[LISTED ENTRIES — start]
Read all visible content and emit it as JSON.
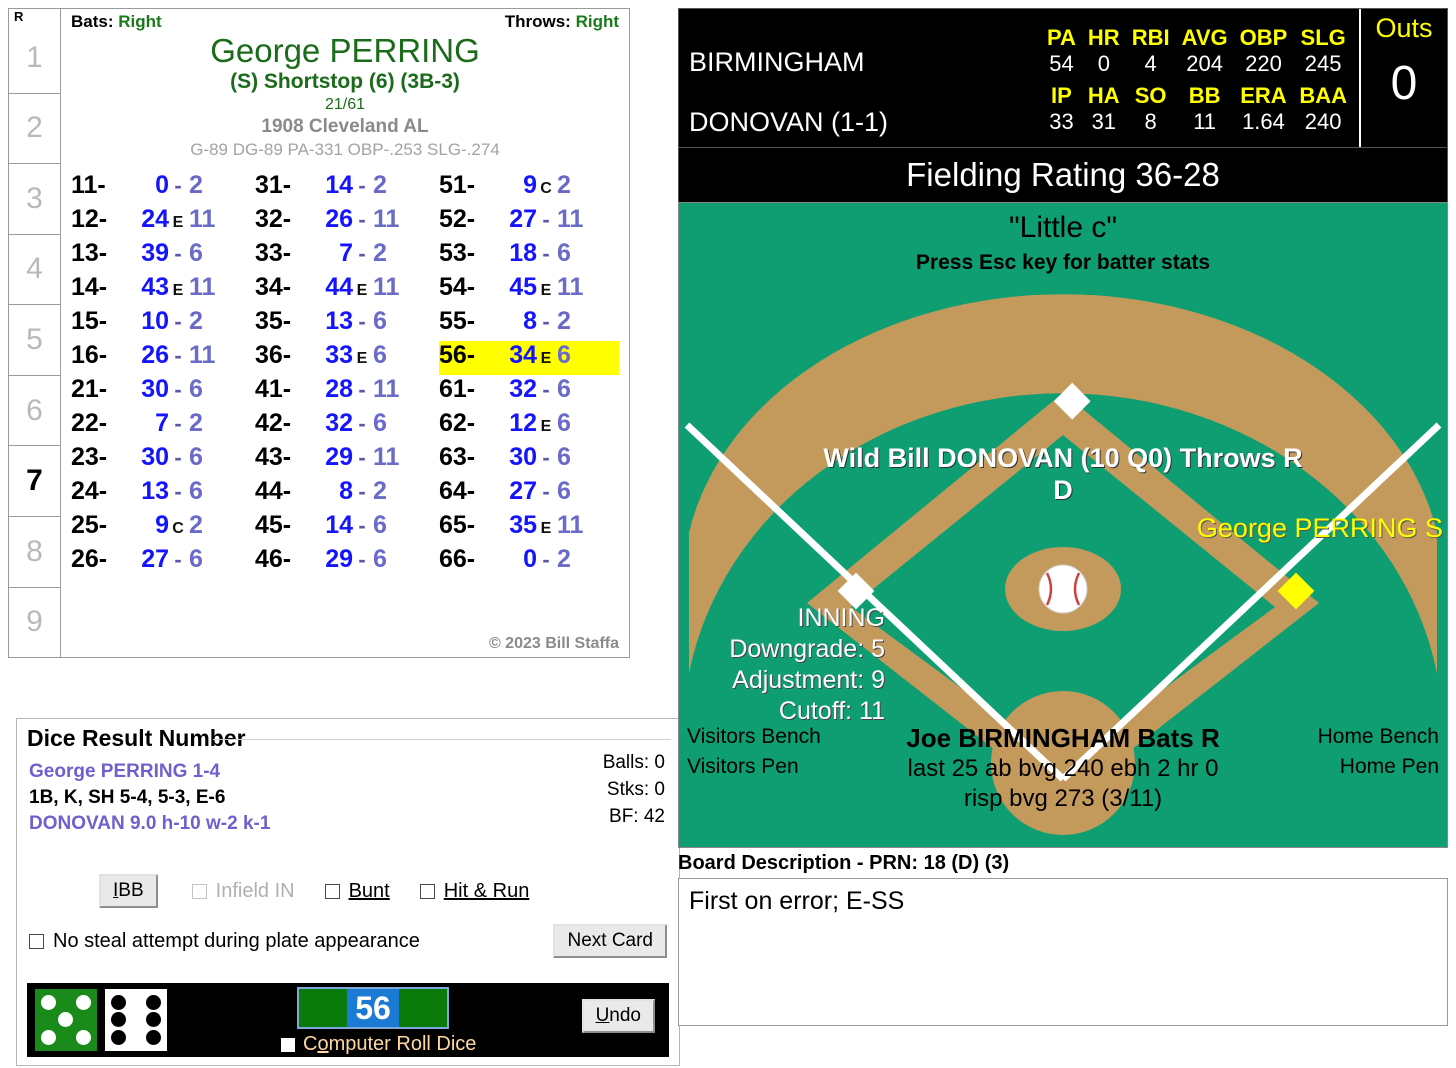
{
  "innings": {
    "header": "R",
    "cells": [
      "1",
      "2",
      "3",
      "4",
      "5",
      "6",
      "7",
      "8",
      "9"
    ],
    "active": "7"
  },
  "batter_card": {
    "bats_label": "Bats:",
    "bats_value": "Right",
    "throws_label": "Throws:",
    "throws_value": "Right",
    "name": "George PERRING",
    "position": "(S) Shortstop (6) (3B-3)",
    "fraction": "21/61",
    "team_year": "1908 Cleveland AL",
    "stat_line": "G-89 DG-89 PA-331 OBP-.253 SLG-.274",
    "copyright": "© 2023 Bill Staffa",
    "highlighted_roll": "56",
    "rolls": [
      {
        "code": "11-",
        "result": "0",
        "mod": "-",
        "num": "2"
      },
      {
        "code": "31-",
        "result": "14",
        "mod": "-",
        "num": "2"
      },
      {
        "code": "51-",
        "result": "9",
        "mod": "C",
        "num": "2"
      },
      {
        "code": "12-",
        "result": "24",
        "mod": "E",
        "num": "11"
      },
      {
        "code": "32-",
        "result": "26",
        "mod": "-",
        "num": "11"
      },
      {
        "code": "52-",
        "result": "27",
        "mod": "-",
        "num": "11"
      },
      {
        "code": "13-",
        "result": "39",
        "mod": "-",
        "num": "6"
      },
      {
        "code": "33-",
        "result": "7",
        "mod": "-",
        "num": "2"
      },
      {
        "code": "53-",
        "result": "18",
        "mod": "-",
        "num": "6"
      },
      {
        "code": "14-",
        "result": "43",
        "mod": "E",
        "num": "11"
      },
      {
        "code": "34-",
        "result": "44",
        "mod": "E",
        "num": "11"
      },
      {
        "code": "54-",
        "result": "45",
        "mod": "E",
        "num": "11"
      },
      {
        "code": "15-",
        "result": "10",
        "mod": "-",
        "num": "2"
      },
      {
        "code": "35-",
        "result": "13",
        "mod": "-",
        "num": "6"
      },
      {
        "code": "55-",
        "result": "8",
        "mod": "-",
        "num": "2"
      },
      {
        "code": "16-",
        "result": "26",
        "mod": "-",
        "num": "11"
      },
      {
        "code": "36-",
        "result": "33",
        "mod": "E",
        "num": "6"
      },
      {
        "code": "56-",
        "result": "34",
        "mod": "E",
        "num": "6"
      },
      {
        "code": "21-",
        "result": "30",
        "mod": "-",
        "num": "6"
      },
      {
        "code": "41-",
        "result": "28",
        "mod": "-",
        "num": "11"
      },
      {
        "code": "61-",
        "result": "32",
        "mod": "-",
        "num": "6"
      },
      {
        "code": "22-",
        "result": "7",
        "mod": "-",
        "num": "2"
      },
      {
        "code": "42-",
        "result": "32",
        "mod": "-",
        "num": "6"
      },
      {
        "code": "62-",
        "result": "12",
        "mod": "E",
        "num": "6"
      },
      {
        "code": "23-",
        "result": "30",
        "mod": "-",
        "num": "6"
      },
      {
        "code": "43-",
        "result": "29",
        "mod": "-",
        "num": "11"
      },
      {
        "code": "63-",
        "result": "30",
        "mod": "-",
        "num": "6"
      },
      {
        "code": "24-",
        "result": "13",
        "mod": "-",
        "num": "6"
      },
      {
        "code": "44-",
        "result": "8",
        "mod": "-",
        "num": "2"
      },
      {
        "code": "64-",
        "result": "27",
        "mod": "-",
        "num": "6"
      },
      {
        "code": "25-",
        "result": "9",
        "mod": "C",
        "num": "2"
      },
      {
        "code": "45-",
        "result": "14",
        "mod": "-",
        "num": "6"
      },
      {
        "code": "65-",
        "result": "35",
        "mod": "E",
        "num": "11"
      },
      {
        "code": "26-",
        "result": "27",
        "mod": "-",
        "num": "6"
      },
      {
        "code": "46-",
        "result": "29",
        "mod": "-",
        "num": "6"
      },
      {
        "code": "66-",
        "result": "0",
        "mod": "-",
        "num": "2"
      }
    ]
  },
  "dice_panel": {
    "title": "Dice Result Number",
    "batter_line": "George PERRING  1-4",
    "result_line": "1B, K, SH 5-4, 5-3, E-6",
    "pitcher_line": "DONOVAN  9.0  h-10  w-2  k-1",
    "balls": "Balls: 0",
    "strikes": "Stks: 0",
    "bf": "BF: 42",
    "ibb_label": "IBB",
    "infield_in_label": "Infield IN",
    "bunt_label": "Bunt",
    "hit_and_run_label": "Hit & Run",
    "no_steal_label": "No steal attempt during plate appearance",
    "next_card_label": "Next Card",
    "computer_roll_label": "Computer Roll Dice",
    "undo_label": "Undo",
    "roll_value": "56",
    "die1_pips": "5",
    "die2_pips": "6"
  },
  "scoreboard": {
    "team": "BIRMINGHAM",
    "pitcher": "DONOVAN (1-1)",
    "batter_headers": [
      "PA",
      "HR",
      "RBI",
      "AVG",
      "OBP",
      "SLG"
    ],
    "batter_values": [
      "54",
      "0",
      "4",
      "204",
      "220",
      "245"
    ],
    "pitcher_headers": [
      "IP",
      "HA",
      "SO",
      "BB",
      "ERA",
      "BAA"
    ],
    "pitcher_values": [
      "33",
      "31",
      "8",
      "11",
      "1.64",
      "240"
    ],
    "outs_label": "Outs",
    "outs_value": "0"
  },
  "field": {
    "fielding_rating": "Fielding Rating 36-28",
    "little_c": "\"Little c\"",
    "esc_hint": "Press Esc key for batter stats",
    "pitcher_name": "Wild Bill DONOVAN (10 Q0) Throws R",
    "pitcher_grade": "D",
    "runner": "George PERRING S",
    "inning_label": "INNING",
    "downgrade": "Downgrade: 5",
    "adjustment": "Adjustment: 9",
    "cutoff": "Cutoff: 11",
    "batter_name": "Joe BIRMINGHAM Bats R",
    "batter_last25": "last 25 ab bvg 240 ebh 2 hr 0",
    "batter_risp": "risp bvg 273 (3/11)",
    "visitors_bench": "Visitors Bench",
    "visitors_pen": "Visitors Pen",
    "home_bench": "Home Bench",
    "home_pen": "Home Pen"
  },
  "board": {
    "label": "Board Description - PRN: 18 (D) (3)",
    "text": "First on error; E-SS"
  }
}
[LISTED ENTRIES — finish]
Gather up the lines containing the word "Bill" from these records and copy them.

ANSWER BOX
    "copyright": "© 2023 Bill Staffa",
    "pitcher_name": "Wild Bill DONOVAN (10 Q0) Throws R",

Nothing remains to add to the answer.